Risk
11/9/2012
05:46 PM
Connect Directly
LinkedIn
Twitter
Google+
RSS
E-Mail
50%
50%

Google Blocked In China

Google gets gagged as China goes through a leadership change.

10 Best Business Tools In Google+
10 Best Business Tools In Google+
(click image for larger view and for slideshow)
Google's online services were inaccessible in China on Friday, according to Google's Transparency Report and various media reports. News reports said Goolge services were restored to China over the weekend.

In contrast to its more confrontational past, when the company said it had been victimized by cyber attacks from China and implied government involvement, Google was not immediately able to offer an explanation. "We've checked and there's nothing wrong on our end," a company spokeswoman said in an emailed statement.

Internet service outages in China are common during times deemed to be sensitive by the ruling Communist Party. The Chinese Community Party is presently in the midst of a leadership transition in which President Hu Jintao is expected to step down in favor of Vice President Xi Jinping.

The transition has been rockier than Chinese authorities would like, occurring amid the aftermath of the downfall of Chongqing party chief Bo Xilai and his wife, Gu Kailai, who was recently found guilty of murdering a British businessman.

[ Read Apple, Foxconn Labor Promises Questioned. ]

Corruption among party officials continues to stir popular resentment in the country so authorities are quick to censor information they believe highlights the problem. Two week ago, the Chinese government blocked access to the New York Times website after the newspaper ran a story about the wealth accumulated by relatives of prime minister Wen Jiabao. When Bloomberg published a similar article about the holdings of Xi Jinping's family in June, its website in China was also blocked.

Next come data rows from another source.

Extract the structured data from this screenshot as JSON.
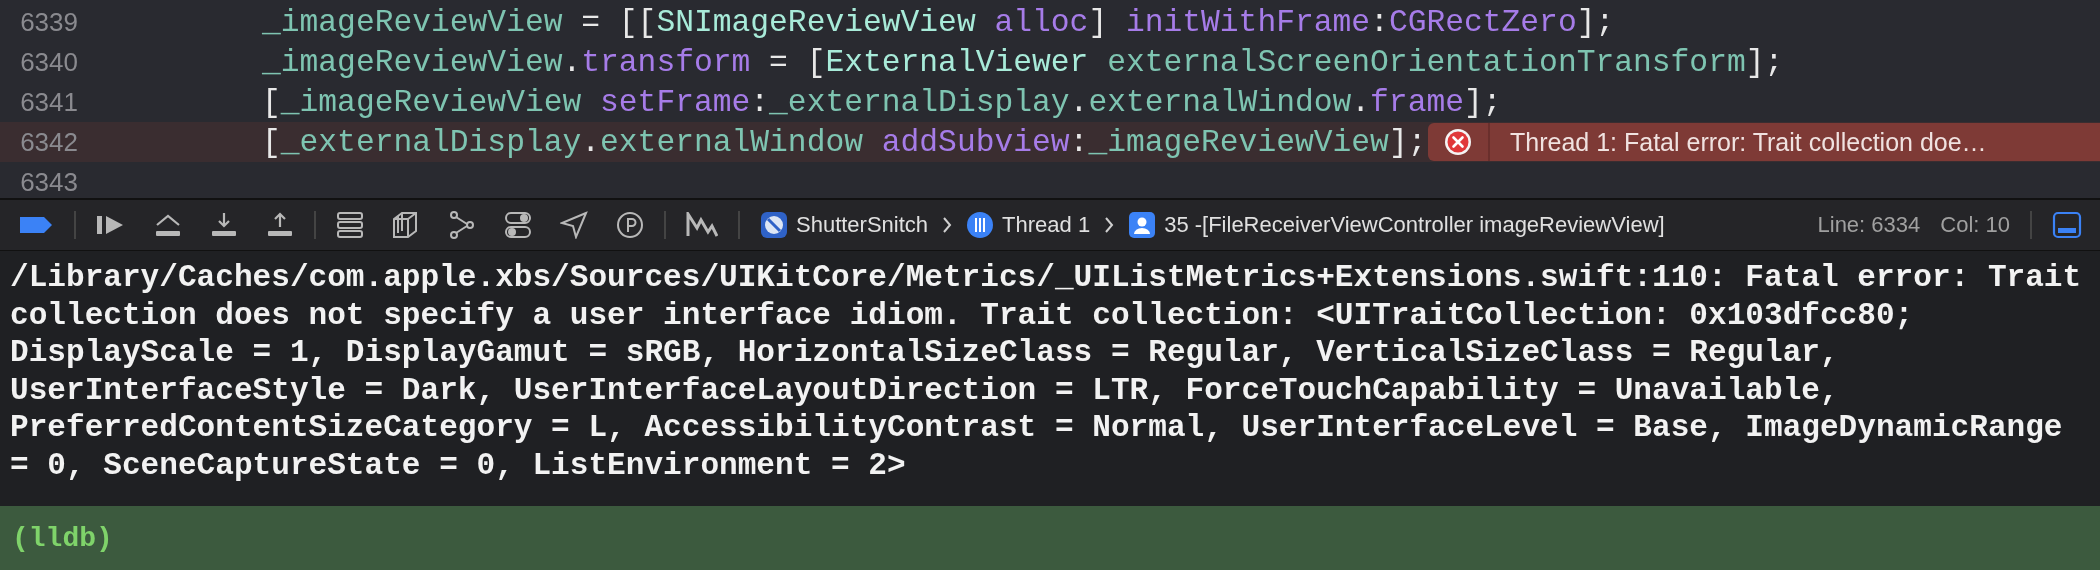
{
  "editor": {
    "lines": [
      {
        "number": "6339",
        "current": false,
        "tokens": [
          {
            "kind": "var",
            "text": "_imageReviewView"
          },
          {
            "kind": "plain",
            "text": " = [["
          },
          {
            "kind": "type",
            "text": "SNImageReviewView "
          },
          {
            "kind": "method",
            "text": "alloc"
          },
          {
            "kind": "plain",
            "text": "] "
          },
          {
            "kind": "method",
            "text": "initWithFrame"
          },
          {
            "kind": "plain",
            "text": ":"
          },
          {
            "kind": "method",
            "text": "CGRectZero"
          },
          {
            "kind": "plain",
            "text": "];"
          }
        ]
      },
      {
        "number": "6340",
        "current": false,
        "tokens": [
          {
            "kind": "var",
            "text": "_imageReviewView"
          },
          {
            "kind": "plain",
            "text": "."
          },
          {
            "kind": "method",
            "text": "transform"
          },
          {
            "kind": "plain",
            "text": " = ["
          },
          {
            "kind": "type",
            "text": "ExternalViewer "
          },
          {
            "kind": "var",
            "text": "externalScreenOrientationTransform"
          },
          {
            "kind": "plain",
            "text": "];"
          }
        ]
      },
      {
        "number": "6341",
        "current": false,
        "tokens": [
          {
            "kind": "plain",
            "text": "["
          },
          {
            "kind": "var",
            "text": "_imageReviewView "
          },
          {
            "kind": "method",
            "text": "setFrame"
          },
          {
            "kind": "plain",
            "text": ":"
          },
          {
            "kind": "var",
            "text": "_externalDisplay"
          },
          {
            "kind": "plain",
            "text": "."
          },
          {
            "kind": "var",
            "text": "externalWindow"
          },
          {
            "kind": "plain",
            "text": "."
          },
          {
            "kind": "method",
            "text": "frame"
          },
          {
            "kind": "plain",
            "text": "];"
          }
        ]
      },
      {
        "number": "6342",
        "current": true,
        "error": "Thread 1: Fatal error: Trait collection doe…",
        "tokens": [
          {
            "kind": "plain",
            "text": "["
          },
          {
            "kind": "var",
            "text": "_externalDisplay"
          },
          {
            "kind": "plain",
            "text": "."
          },
          {
            "kind": "var",
            "text": "externalWindow "
          },
          {
            "kind": "method",
            "text": "addSubview"
          },
          {
            "kind": "plain",
            "text": ":"
          },
          {
            "kind": "var",
            "text": "_imageReviewView"
          },
          {
            "kind": "plain",
            "text": "];"
          }
        ]
      },
      {
        "number": "6343",
        "current": false
      }
    ]
  },
  "debug_bar": {
    "breakpoints_active": true,
    "breadcrumb": [
      {
        "kind": "app",
        "label": "ShutterSnitch"
      },
      {
        "kind": "thread",
        "label": "Thread 1"
      },
      {
        "kind": "frame",
        "label": "35 -[FileReceiverViewController imageReviewView]"
      }
    ],
    "line": "Line: 6334",
    "col": "Col: 10"
  },
  "console": {
    "output": [
      "/Library/Caches/com.apple.xbs/Sources/UIKitCore/Metrics/_UIListMetrics+Extensions.swift:110: Fatal error: Trait",
      "collection does not specify a user interface idiom. Trait collection: <UITraitCollection: 0x103dfcc80;",
      "DisplayScale = 1, DisplayGamut = sRGB, HorizontalSizeClass = Regular, VerticalSizeClass = Regular,",
      "UserInterfaceStyle = Dark, UserInterfaceLayoutDirection = LTR, ForceTouchCapability = Unavailable,",
      "PreferredContentSizeCategory = L, AccessibilityContrast = Normal, UserInterfaceLevel = Base, ImageDynamicRange",
      "= 0, SceneCaptureState = 0, ListEnvironment = 2>"
    ],
    "prompt": "(lldb)"
  }
}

Chinese authorities have also been vexed by Tibetans, more than 60 of whom have burned themselves alive this year to protest Chinese rule.

According to GreatFire.org, a website that tracks censorship in China, 35 Google services were blocked, including Gmail, Google Search, Google Docs, Picasa, and Google Plus, to name a few.

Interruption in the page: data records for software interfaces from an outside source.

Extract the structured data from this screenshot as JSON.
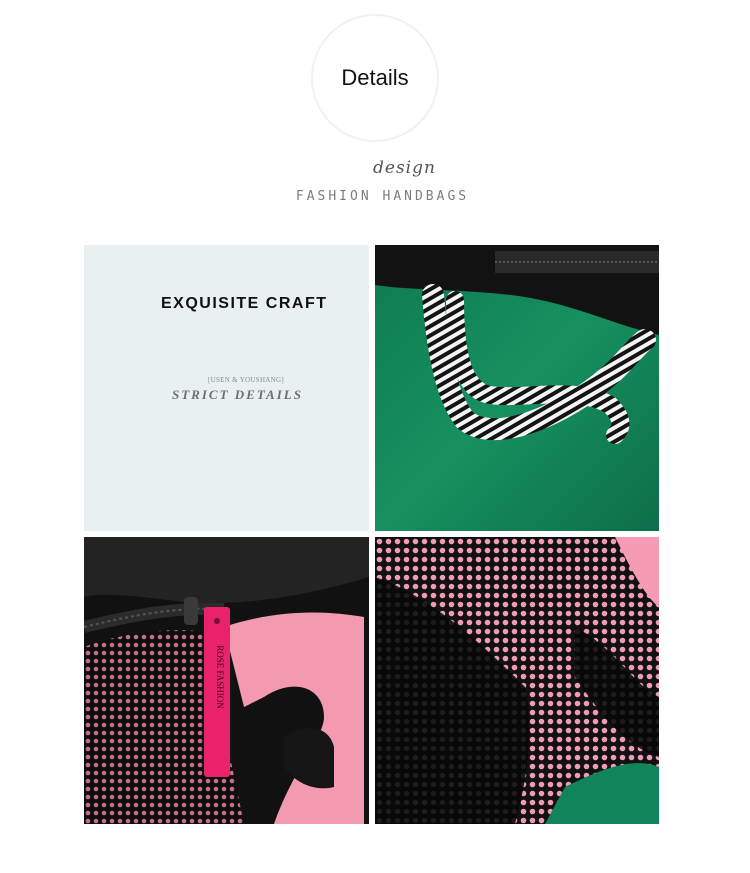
{
  "header": {
    "circle_title": "Details",
    "script_word": "design",
    "subtitle": "FASHION HANDBAGS"
  },
  "craft_panel": {
    "title": "EXQUISITE CRAFT",
    "small_text": "[USEN & YOUSHANG]",
    "tagline": "STRICT DETAILS"
  },
  "photos": {
    "handle_photo": "striped-handle-photo",
    "zipper_photo": "zipper-pull-photo",
    "mesh_photo": "mesh-pocket-photo",
    "zipper_tab_text": "ROSE FASHION"
  },
  "colors": {
    "green_bg": "#13855a",
    "pink": "#f39ab0",
    "zipper_pull": "#e8236b",
    "black": "#151515",
    "panel_bg": "#e8f0f1"
  }
}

GreatFire.org claims that various Google domains were rerouted via DNS poisoning.

Comment  | 
Print  | 
More Insights
Register for Dark Reading Newsletters
White Papers
Flash Poll
Current Issue
Cartoon
Video
Slideshows
Twitter Feed
Dark Reading - Bug Report
Bug Report
Enterprise Vulnerabilities
From DHS/US-CERT's National Vulnerability Database
CVE-2013-6117
Published: 2014-07-11
Dahua DVR 2.608.0000.0 and 2.608.GV00.0 allows remote attackers to bypass authentication and obtain sensitive information including user credentials, change user passwords, clear log files, and perform other actions via a request to TCP port 37777.

CVE-2014-0174
Published: 2014-07-11
Cumin (aka MRG Management Console), as used in Red Hat Enterprise MRG 2.5, does not include the HTTPOnly flag in a Set-Cookie header for the session cookie, which makes it easier for remote attackers to obtain potentially sensitive information via script access to this cookie.

CVE-2014-3485
Published: 2014-07-11
The REST API in the ovirt-engine in oVirt, as used in Red Hat Enterprise Virtualization (rhevm) 3.4, allows remote authenticated users to read arbitrary files and have other unspecified impact via unknown vectors, related to an XML External Entity (XXE) issue.

CVE-2014-3499
Published: 2014-07-11
Docker 1.0.0 uses world-readable and world-writable permissions on the management socket, which allows local users to gain privileges via unspecified vectors.

CVE-2014-3503
Published: 2014-07-11
Apache Syncope 1.1.x before 1.1.8 uses weak random values to generate passwords, which makes it easier for remote attackers to guess the password via a brute force attack.

Best of the Web
Dark Reading Radio
Archived Dark Reading Radio
Marilyn Cohodas and her guests look at the evolving nature of the relationship between CIO and CSO.